If you are planning on a taking a trip in 2016, plan on booking it now or soon. If you haven’t yet started planning a trip to take this year, start now. Why? Because a plethora of airlines are offering flights at rock bottom rates.
Thanks goes to fuel prices presently selling at levels last seen in 2003. Additionally, many airlines that were mired in red ink not too long ago are now posting record profits. A good many of those airlines are sharing some of their good fortunes with customers. Plus, January is traditionally a good month to find airline deals.
Moreover, cheap flights could be around for a while.
Investment bank Credit Suisse expects 2016 to be the seventh straight year in which the industry shows profitability. That would mark the longest positive cycle in U.S. airline history. It would also be quite an about face from the last decade when nearly every major U.S. carrier filed for bankruptcy.
Airline research firm Hopper, which analyzes billions of airfare price searches daily, says airfares booked in January will average about $210 per domestic roundtrip. That’s more than 14 percent below the average price the same month a year ago. In fact, it’s the lowest in the last three years.
Frontier, for example, is touting one-way tickets to destinations including Denver, Pittsburgh, and Miami from a number of cities starting at $19. Spirit is offering one-way deals to cities around the country for $23. Allegiant has deals for just $37. While these deals don’t include fees, the total fares are still cut-rate.

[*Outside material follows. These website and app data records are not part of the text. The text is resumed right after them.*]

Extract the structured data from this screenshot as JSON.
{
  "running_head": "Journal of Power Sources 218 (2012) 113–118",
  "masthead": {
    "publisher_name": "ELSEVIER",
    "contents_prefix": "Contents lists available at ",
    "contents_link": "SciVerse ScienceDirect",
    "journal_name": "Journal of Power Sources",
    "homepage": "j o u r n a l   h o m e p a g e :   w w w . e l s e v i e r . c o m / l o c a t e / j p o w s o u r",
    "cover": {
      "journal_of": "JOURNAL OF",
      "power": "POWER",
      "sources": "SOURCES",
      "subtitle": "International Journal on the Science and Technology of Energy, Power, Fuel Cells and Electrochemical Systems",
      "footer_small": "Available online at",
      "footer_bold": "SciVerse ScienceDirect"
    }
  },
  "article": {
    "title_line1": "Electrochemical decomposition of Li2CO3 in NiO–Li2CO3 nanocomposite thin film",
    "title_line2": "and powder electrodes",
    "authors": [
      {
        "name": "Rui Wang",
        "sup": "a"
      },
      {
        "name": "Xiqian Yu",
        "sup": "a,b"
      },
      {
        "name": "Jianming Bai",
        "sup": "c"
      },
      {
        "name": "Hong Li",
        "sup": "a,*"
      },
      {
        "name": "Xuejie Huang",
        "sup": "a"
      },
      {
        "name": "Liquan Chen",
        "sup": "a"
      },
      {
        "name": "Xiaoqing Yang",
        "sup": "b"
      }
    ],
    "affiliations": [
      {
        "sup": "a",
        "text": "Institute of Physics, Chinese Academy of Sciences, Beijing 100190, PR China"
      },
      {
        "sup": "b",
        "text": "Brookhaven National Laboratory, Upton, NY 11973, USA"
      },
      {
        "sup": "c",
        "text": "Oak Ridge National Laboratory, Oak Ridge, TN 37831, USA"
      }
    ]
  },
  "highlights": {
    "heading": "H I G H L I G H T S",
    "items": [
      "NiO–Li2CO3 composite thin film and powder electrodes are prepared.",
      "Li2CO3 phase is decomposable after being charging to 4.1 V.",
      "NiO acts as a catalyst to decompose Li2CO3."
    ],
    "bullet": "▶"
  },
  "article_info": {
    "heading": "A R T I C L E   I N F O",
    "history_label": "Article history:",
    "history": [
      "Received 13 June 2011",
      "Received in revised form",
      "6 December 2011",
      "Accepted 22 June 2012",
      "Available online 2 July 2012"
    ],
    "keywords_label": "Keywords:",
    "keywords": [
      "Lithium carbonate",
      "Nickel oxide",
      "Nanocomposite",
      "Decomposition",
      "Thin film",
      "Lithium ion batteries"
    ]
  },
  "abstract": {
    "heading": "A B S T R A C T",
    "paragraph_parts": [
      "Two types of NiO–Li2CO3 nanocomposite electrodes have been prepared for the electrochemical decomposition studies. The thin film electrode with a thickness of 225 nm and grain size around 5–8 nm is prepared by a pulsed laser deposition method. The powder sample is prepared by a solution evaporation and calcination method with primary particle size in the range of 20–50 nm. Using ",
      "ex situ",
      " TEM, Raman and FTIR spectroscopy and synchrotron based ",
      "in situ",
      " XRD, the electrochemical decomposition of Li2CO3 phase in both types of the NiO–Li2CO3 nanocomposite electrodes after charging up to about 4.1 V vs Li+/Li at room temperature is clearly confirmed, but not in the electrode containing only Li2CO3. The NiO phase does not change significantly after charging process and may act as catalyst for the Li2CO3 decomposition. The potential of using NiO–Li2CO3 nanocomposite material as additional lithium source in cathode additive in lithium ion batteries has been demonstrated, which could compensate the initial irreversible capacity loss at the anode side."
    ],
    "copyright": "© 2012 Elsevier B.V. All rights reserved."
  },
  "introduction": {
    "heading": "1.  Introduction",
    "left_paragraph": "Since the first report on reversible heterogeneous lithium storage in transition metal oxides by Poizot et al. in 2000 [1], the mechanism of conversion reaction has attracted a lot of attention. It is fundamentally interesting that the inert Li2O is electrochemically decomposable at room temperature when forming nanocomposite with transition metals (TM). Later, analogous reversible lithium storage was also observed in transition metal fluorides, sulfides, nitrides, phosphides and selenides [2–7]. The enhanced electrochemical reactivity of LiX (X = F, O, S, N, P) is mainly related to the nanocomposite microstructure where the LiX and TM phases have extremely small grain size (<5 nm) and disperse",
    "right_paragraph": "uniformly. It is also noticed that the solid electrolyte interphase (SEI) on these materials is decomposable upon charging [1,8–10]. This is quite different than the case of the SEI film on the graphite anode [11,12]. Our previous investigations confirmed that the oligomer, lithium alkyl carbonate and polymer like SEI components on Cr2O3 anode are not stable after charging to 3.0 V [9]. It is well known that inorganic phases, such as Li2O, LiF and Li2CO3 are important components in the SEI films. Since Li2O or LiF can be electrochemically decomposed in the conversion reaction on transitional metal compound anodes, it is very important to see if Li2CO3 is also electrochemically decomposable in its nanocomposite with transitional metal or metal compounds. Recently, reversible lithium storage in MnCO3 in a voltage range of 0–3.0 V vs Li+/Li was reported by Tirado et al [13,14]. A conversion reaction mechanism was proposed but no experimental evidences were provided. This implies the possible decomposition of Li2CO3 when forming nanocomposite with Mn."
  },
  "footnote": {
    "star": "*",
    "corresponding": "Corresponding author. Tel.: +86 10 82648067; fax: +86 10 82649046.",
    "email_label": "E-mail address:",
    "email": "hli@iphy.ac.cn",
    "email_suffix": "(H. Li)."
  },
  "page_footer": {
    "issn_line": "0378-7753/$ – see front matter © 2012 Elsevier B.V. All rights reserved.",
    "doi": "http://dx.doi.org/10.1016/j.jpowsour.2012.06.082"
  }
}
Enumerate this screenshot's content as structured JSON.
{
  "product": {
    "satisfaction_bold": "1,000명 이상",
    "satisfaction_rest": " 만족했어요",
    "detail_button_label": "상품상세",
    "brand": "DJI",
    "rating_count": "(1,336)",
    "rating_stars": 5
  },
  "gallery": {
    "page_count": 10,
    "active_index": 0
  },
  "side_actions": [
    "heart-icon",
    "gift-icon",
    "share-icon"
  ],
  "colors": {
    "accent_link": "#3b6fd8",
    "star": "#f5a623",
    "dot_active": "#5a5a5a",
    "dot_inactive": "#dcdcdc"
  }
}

Not to be outdone, the industry’s biggest players are hyping a number of bargain fares.
Roundtrip from Dallas to Miami on American Airlines can be bought for slightly more than $100. A round-trip flight from Atlanta to Philadelphia on Southwest was recently going for $82.
This entire year will likely be a good one in terms of deals for flyers. Ticket prices for the U.S. are expected to rise a minuscule 0.5 percent this year, according to the 2016 Global Business Travel Outlook report. Low oil prices are playing a key role in the sharply reduced fares.
Southwest Chairman and Chief Executive Office Gary Kelly said on January 21 after robust fourth quarter 2015 results that travel demand in 2016 continues to be strong amid lower fares.
Airlines overall saved billions in 2015 amid lower jet fuel costs and ample supply. They are expected to save even more in 2016, absent a sudden or unexpected spike in oil prices.
And thanks to record profitability, airlines are improving things they put on hold for years as they struggled to simply stay afloat. Carriers are hiring more people, buying more and newer planes, upgrading airport lounges, improving baggage handling systems, and investing in technologies to make flying safer. There’s comfort in that alone.
With the current glut of oil in storage and no slowdown in production, cheap oil prices will be around for a while and will likely spur a flurry of flight deals. And the cost savings for airlines should make flying much more comfortable in the months ahead. For many, that’s priceless.